The White House is right: Abandoning President Barack Obama’s proposal to end the tax exemption for some college savings accounts doesn’t much affect the budget. But his reversal in the face of widespread criticism matters a lot from another perspective: It demonstrates the shallowness of the inequality conversation.
The debate over 529 accounts, which allow families to avoid paying income taxes on money they save for higher education, revolved around the degree to which those accounts disproportionately benefit the wealthy. People who supported ending the tax break pointed out that the median income of families who use it is three times that of families that don’t.
Opponents responded that while about half of families with 529 accounts in 2010 made more than $150,000, about one-third of families that used the plans made less than $100,000.
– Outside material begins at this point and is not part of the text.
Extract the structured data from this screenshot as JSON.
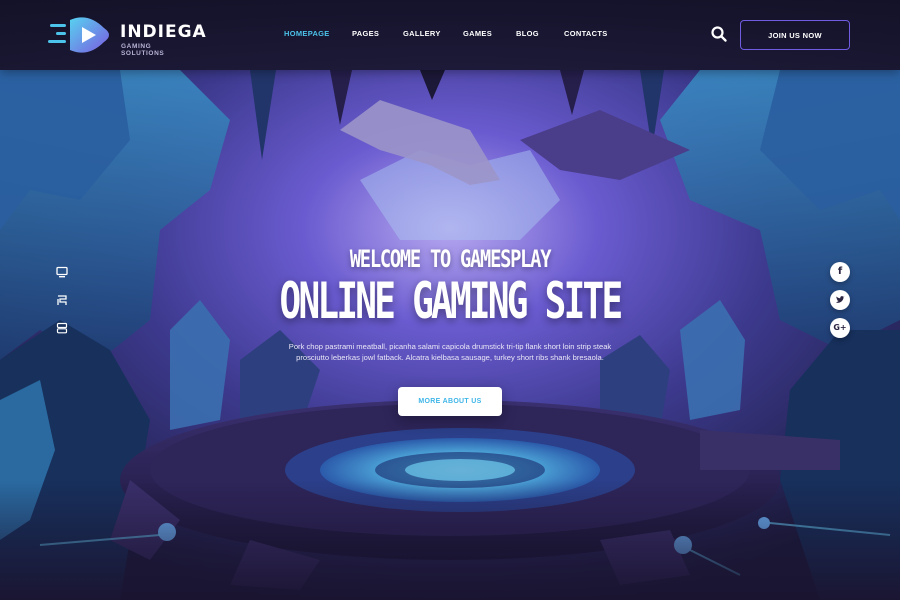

Either way, the program disproportionately benefits the well-off. The only question is how much. (And that’s leaving aside the wisdom of measuring the tax break’s impact by the distribution of participation rates, rather than of actual tax savings, which skew far more heavily toward the very wealthy.)
There’s a deeper argument here: How can we expect to fight inequality if we’re unwilling to close loopholes that tilt toward the wealthy? If this program was too dear to the hearts of the upper middle class to consider cutting, can anyone name one that isn’t? And what good is talking about inequality if we won’t surrender programs that exacerbate it?
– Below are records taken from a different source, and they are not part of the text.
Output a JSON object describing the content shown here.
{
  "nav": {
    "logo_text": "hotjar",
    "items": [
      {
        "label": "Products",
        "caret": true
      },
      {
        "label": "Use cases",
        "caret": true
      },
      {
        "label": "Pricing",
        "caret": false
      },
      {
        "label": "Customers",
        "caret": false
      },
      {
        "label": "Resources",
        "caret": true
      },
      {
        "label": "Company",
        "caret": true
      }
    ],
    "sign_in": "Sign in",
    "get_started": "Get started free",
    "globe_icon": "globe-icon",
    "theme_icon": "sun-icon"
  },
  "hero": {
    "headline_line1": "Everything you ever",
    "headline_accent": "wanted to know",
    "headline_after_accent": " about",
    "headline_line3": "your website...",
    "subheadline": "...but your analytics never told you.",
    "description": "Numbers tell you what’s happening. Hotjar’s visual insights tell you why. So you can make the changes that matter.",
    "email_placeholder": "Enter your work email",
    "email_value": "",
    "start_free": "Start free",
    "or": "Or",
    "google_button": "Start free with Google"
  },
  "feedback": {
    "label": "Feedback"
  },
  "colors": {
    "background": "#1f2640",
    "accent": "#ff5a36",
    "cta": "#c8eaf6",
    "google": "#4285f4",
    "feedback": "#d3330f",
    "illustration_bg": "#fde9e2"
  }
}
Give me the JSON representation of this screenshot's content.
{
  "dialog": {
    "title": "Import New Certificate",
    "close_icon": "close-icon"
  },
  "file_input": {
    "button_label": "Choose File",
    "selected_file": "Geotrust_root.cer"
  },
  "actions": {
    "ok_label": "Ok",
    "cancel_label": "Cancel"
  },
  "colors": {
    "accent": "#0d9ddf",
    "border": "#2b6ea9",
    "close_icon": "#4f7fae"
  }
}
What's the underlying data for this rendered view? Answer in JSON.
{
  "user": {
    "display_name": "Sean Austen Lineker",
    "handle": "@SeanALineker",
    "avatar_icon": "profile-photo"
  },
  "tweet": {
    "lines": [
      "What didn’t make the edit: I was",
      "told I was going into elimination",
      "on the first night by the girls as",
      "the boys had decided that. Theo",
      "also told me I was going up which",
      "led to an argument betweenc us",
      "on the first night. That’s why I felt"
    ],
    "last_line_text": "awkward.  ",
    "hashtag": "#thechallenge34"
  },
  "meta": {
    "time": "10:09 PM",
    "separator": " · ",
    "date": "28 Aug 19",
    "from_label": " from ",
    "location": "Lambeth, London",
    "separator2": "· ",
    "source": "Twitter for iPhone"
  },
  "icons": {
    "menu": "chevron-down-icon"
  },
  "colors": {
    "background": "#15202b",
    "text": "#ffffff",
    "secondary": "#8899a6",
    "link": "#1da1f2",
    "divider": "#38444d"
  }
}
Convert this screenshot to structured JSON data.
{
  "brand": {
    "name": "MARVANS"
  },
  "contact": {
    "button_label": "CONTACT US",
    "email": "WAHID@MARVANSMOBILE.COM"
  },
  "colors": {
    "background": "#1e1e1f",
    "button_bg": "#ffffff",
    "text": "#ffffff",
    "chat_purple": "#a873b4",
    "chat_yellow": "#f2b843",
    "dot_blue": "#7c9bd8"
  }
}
A more constructive use of the 529 debate would be to see it as a challenge over how to improve the financial status of the median American. Here’s one number to start with: Median U.S. household income in 2013 was $52,250.
From the perspective of somebody in that household wondering how to put a kid through college, the debate over whether somebody earning $150,000 a year is wealthy or just upper middle class is probably beside the point. And Obama’s proposals for better tax incentives aimed at lower-income households probably look pretty reasonable.
Wealthier Americans might not disagree. In fact, the most charitable interpretation of the 529 debate is that upper- middle-class households didn’t believe that Obama would pair closing those loopholes with other tax incentives that would spread those benefits more evenly. In this regard, it may be fair to fault Obama for not making that more explicit. But it’s not clear just how much that would have mattered.